Pulmonary arterial hypertension (PAH) is characterized by vascular remodeling of pulmonary arterioles that leads to increased pulmonary vascular resistance, right heart failure, and death. It is associated with connective tissue diseases, including systemic sclerosis, systemic lupus erythematosus, and mixed connective tissue disease. PAH is characterized by dyspnea on exertion and fatigue. Syncopal events suggest severe disease. Patients may present with signs of right heart failure. One- and 3-year survival rates are approximately 81% and 52%, respectively. Given the high prevalence and mortality, algorithms for screening are currently under investigation and will hopefully lead to earlier diagnosis and improved survival.
Systemic sclerosis is the most common underlying disease associated with connective tissue disease–associated pulmonary arterial hypertension (CTD-PAH), and has the poorest prognosis.
Patients with suspected PAH should undergo a complete evaluation, including right heart catheterization (RHC) and testing to rule out other possible causes of pulmonary hypertension.
Patients with RHC-confirmed PAH should be treated with PAH-specific therapies. However, the role of immunosuppression for the treatment of CTD-PAH is unclear.
The development of robust screening algorithms may lead to earlier diagnosis and improved survival in systemic sclerosis-PAH.

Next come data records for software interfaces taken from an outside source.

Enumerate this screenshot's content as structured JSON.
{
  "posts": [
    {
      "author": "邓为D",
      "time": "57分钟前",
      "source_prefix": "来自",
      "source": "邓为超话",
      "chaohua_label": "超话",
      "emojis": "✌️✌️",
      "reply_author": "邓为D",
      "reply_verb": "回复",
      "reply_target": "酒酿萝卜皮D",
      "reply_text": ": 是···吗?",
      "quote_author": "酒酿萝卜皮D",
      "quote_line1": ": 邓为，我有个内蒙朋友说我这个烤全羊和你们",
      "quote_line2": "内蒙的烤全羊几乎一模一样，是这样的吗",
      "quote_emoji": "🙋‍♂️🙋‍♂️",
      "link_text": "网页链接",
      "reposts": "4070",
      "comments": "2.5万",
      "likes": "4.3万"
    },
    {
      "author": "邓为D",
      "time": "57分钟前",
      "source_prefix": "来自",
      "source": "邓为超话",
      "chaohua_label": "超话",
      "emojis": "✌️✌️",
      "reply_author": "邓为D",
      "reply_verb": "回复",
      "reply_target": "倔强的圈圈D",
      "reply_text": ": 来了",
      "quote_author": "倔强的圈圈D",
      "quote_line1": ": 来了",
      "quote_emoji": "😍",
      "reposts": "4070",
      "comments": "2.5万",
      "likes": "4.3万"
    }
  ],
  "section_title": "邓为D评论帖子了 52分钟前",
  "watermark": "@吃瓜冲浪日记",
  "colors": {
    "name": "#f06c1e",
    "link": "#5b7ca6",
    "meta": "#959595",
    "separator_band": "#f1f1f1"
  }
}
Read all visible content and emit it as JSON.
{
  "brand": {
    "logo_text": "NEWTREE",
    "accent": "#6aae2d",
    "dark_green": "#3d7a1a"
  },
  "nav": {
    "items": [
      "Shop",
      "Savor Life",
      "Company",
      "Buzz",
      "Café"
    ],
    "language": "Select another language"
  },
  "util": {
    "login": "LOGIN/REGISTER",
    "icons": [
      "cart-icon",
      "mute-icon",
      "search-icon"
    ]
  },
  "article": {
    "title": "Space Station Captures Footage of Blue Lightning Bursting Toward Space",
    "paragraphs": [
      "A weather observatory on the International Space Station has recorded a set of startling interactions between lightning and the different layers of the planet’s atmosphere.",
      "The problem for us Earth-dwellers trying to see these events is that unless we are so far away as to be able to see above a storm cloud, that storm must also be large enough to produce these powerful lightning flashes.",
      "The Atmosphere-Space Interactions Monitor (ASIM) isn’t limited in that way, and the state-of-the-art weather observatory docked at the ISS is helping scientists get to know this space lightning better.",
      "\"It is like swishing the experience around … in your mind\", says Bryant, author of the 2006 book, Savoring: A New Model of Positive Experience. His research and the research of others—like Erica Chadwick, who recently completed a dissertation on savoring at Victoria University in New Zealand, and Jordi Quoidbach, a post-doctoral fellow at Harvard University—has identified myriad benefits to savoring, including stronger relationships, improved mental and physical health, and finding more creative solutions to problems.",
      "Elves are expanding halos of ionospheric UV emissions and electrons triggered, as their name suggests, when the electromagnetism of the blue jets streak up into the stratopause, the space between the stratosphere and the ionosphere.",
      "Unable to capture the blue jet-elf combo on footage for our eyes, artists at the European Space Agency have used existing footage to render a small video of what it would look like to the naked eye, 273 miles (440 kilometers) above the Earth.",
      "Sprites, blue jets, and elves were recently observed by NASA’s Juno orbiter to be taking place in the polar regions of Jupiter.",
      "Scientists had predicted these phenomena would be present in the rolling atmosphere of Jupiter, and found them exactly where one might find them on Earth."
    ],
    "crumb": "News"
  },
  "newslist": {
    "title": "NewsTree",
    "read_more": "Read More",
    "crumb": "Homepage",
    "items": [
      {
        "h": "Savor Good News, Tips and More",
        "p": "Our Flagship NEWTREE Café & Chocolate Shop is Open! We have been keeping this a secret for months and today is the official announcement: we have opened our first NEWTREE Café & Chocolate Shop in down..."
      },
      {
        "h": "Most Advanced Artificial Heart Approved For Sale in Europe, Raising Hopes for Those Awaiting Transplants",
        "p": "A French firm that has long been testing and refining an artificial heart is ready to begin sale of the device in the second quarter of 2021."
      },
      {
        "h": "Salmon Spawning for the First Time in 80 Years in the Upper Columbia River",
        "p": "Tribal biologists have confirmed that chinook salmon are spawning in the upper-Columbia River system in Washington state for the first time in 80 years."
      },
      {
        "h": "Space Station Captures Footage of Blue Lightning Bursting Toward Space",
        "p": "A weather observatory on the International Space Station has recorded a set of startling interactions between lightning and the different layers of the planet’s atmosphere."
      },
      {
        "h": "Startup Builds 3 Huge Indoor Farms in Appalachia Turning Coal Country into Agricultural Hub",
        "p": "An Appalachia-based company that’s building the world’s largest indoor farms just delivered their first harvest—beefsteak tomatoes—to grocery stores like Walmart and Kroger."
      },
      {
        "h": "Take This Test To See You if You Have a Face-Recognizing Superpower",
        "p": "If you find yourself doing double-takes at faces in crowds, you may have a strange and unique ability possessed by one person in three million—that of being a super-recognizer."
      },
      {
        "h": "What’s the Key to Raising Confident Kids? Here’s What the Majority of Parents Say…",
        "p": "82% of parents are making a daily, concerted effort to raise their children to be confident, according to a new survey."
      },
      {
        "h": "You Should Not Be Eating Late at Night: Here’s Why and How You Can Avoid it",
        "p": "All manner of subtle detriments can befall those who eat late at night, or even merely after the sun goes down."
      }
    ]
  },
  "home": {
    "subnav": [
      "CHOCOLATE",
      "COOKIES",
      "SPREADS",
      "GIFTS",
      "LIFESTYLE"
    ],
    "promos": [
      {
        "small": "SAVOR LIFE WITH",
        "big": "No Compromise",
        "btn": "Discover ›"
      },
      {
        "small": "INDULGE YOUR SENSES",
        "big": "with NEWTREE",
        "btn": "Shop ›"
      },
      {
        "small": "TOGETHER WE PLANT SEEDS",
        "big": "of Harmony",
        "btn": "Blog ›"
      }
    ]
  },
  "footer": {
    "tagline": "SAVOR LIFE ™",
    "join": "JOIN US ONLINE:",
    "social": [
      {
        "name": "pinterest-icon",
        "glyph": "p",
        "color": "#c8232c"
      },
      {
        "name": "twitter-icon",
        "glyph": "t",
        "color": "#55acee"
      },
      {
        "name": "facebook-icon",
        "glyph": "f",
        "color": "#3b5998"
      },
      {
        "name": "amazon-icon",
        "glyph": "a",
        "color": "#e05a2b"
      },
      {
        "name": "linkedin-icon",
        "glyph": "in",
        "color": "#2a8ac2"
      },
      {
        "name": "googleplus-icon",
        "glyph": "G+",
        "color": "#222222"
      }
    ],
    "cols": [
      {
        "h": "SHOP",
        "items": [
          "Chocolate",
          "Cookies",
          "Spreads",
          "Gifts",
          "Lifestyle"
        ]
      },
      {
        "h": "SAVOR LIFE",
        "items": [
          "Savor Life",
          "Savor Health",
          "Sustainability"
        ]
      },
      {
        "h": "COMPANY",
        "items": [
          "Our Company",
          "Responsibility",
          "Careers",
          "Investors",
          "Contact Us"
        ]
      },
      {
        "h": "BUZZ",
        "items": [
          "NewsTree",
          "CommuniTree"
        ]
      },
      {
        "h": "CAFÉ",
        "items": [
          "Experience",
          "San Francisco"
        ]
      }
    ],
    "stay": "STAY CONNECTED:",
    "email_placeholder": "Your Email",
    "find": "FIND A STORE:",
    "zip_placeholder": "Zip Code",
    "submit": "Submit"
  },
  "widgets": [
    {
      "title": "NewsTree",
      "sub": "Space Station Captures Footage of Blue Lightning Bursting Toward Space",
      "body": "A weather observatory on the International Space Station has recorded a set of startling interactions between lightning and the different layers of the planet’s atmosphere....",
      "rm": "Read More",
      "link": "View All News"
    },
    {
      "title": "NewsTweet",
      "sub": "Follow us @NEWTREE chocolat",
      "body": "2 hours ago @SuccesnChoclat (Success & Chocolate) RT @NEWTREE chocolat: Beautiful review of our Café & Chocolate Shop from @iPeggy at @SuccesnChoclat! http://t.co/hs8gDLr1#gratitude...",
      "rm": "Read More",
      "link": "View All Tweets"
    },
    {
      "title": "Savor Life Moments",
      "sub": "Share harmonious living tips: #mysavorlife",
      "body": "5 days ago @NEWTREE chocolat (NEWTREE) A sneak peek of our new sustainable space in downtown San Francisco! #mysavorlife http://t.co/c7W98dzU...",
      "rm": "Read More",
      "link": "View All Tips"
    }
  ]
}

Pulmonary hypertension (PH) is a disease that is strictly defined by having a resting mean pulmonary artery pressure (mPAP) of 25 mm Hg or greater as measured by right heart catheterization (RHC). The causes of PH are diverse, but regardless of the cause, chronic elevation of pulmonary arterial pressures can lead to right ventricular strain, dilatation, dysfunction, and ultimately right heart failure. Historically, PH was classified as either primary or secondary PH. However, it was recognized that this classification scheme was insufficient for distinguishing between different types of PH. At the second World Symposium on PH in 1998, the causes of PH were categorized into 5 groups: group 1, pulmonary arterial hypertension (PAH); group 2, PH secondary to left heart disease; group 3, PH owing to chronic lung disease and/or hypoxia; group 4, chronic thromboembolic PH; and group 5, PH owing to unclear multifactorial mechanisms. Over the years, the classification scheme has been updated to reflect the growing understanding of the pathophysiology of different types of PH ( Box 1 ).
ALK-1, ENG, SMAD9, CAV1, KCNK3
Drug and toxin induced
Connective tissue disease
Human immunodeficiency virus
Congenital heart disease
1’. Pulmonary venoocclusive disease and/or pulmonary capillary hemangiomatosis
1’’. Persistent PH of the newborn (PPHN)
PH owing to left heart disease
Left ventricular systolic dysfunction
Left ventricular diastolic dysfunction
Congenital/acquired left heart inflow/outflow tract obstruction and congenital cardiomyopathies
PH owing to lung disease and/or hypoxia
Chronic obstructive pulmonary disease
Interstitial lung disease
Other pulmonary diseases with mixed restrictive and obstructive patterns
Alveolar hypoventilation disorders
Chronic exposure to high altitude
Developmental lung diseases
Chronic thromboembolic PH (CTEPH)
PH with unclear multifactorial mechanisms
Hematologic disorders: chronic hemolytic anemia, myeloproliferative disorders, splenectomy
Systemic disorders: sarcoidosis, pulmonary histiocytosis, lymphangioleiomyomatosis
Metabolic disorders: glycogen storage disorders, Gaucher disease, thyroid disorders
Others: tumoral obstruction, fibrosing mediastinitis, chronic renal failure, segmental PH
Abbreviations: PAH, pulmonary arterial hypertension; PH, pulmonary hypertension.
From Simonneau G, Gatzoulis MA, Adatia I, et al. Updated clinical classification of pulmonary hypertension. J Am Coll Cardiol 2013;62:D36; with permission.